Objective: The purpose of this review was to examine the treatment effect of physical exercise on depressive symptoms for adolescents aged 13 to 17 years.
Method: A systematic search of 7 electronic databases identified relevant randomized controlled trials. Following removal of duplicates, 543 texts were screened for eligibility. Screening, data extraction, and trial methodological quality assessment (using the Delphi list) were undertaken by 2 independent researchers. Standardized mean differences were used for pooling postintervention depressive symptom scores.
Results: Eleven trials met the inclusion criteria, 8 of which provided the necessary data for calculation of standardized effect size. Exercise showed a statistically significant moderate overall effect on depressive symptom reduction (standardized mean difference [SMD] = -0.48, 95% CI = -0.87, -0.10, p =.01, I-2 = 67%). Among trials with higher methodological scoring, a nonsignificant moderate effect was recorded (SMD = -0.41, 95% CI = -0.86, 0.05, p =.08). In trials with exclusively clinical samples, exercise showed a statistically significant moderate effect on depressive symptoms with lower levels of heterogeneity (SMD = -0.43, 95% CI = -0.84, 0.02, p =.04, I-2 = 44%).

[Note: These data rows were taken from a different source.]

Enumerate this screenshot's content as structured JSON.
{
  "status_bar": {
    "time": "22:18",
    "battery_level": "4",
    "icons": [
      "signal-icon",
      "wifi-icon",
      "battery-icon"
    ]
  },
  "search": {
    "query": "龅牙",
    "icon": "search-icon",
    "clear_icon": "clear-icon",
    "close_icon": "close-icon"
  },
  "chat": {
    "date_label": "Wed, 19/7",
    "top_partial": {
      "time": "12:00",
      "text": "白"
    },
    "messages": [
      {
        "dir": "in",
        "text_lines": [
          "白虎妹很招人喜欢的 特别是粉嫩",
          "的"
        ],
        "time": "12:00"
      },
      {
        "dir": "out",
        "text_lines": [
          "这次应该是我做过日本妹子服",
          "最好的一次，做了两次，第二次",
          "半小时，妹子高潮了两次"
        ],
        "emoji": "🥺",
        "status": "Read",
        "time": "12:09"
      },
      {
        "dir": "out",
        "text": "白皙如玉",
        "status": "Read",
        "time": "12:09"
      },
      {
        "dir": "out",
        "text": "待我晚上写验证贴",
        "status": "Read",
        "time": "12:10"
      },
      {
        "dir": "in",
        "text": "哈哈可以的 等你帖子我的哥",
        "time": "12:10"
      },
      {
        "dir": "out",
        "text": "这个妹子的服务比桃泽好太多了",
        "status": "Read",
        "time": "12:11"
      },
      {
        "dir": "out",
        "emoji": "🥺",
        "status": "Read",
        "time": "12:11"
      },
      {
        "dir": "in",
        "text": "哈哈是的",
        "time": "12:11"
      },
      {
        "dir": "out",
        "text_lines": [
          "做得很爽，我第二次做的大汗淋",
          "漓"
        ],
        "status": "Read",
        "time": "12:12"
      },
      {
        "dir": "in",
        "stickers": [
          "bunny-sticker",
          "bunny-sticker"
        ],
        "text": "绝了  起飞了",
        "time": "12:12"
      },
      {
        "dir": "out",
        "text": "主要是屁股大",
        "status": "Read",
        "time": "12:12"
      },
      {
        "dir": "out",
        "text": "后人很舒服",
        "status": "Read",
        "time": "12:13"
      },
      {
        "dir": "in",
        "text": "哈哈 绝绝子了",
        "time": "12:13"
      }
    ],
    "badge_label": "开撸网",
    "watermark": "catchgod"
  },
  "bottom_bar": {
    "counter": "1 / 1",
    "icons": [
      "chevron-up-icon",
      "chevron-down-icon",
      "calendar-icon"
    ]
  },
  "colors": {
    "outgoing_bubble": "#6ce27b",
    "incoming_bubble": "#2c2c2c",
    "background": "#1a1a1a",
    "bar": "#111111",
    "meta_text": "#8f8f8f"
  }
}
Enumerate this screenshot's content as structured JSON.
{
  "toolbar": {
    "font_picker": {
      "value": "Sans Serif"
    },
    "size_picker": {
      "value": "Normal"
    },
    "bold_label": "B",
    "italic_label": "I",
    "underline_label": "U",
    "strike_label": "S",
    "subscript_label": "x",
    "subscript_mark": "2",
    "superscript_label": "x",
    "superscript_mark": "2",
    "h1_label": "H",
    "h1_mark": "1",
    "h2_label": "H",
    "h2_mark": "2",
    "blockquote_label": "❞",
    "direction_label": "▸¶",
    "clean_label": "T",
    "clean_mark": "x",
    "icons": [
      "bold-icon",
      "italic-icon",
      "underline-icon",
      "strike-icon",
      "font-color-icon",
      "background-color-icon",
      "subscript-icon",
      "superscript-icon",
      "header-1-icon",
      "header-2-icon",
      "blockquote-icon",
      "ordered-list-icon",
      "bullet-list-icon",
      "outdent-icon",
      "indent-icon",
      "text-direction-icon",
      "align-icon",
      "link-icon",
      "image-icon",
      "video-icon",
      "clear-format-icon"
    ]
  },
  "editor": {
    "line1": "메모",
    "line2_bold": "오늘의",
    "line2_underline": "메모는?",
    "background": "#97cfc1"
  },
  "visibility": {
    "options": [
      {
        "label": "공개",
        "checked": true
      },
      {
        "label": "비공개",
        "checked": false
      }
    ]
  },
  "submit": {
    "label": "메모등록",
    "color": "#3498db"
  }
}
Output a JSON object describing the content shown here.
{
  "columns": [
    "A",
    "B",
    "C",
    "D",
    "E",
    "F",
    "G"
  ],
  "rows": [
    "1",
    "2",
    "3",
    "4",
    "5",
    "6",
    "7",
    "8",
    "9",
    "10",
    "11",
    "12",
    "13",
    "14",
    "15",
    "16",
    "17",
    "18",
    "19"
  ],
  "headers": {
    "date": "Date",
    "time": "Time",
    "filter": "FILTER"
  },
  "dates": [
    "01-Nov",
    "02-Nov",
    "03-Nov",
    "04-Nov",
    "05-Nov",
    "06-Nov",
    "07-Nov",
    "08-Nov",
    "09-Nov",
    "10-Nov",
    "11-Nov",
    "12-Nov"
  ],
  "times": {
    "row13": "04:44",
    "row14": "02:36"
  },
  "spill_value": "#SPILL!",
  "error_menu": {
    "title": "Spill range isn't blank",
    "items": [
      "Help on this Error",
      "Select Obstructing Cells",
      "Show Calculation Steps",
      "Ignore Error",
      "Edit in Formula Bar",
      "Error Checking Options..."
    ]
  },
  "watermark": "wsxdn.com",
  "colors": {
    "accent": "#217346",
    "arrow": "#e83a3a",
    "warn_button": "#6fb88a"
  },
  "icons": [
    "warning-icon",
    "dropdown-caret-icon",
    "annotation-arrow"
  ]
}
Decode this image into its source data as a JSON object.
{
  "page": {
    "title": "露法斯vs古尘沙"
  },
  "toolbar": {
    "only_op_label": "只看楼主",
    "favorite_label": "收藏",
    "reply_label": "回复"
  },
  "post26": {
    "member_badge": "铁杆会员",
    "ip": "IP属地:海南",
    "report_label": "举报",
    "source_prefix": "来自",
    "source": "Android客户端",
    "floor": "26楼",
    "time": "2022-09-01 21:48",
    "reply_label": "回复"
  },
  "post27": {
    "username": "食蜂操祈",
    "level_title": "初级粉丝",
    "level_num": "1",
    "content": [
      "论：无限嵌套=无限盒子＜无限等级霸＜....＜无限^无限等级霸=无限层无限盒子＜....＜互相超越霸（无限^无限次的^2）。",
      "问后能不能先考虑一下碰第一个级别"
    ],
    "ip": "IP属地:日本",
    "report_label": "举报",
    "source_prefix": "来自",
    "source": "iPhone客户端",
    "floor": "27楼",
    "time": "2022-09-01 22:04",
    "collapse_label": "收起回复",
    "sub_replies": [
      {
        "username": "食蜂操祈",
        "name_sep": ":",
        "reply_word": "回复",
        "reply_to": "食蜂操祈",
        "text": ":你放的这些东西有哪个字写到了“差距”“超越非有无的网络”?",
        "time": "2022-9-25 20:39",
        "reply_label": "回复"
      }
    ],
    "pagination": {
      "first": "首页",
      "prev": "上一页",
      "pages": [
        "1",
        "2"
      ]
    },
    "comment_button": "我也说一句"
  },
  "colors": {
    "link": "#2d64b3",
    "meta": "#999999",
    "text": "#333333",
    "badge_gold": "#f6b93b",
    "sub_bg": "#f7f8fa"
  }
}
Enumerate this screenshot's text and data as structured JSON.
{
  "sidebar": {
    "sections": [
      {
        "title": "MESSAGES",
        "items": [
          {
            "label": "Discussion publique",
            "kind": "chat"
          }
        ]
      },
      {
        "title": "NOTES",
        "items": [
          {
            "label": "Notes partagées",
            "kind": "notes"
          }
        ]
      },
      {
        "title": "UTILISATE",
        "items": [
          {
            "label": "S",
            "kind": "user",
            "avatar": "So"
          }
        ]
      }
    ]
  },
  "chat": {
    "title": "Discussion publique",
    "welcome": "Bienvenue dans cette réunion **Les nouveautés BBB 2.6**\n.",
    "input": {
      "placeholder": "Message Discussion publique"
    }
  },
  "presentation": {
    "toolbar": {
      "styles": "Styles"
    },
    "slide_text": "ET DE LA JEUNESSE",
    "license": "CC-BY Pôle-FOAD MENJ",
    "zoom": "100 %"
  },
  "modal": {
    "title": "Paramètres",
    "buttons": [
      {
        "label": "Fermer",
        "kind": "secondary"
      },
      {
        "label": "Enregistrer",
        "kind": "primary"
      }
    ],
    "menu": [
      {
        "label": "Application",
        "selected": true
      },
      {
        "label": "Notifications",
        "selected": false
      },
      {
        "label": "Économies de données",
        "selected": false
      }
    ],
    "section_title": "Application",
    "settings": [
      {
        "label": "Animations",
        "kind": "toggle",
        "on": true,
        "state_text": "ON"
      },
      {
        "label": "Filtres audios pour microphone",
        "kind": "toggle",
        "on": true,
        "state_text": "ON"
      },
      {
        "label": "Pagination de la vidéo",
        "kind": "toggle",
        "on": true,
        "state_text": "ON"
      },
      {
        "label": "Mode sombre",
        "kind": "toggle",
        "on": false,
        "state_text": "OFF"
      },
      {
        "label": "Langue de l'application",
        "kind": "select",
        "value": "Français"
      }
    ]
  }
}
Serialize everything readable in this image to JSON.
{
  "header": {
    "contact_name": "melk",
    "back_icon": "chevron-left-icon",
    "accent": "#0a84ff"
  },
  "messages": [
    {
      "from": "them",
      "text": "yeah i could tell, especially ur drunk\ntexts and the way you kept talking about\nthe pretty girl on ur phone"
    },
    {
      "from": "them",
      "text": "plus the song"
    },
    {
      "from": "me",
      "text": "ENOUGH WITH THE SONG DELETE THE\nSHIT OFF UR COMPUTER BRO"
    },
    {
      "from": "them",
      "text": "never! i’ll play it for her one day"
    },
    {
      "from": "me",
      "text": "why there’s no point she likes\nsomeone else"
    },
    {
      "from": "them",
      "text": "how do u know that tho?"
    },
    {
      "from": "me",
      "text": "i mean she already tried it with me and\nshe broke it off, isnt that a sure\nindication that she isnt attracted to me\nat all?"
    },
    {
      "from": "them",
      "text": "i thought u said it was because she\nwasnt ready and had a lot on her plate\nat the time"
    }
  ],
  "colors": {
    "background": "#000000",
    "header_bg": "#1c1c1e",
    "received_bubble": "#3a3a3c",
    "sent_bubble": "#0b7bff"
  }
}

Conclusion: Physical exercise appears to improve depressive symptoms in adolescents, especially in clinical samples in which the moderate antidepressant effect, higher methodological quality, and lowered statistical heterogeneity suggest that exercise may be a useful treatment strategy for depression. Larger trials with clinical samples that adequately minimize the risk of bias are required for firmer conclusions on the effectiveness of exercise as an antidepressant treatment.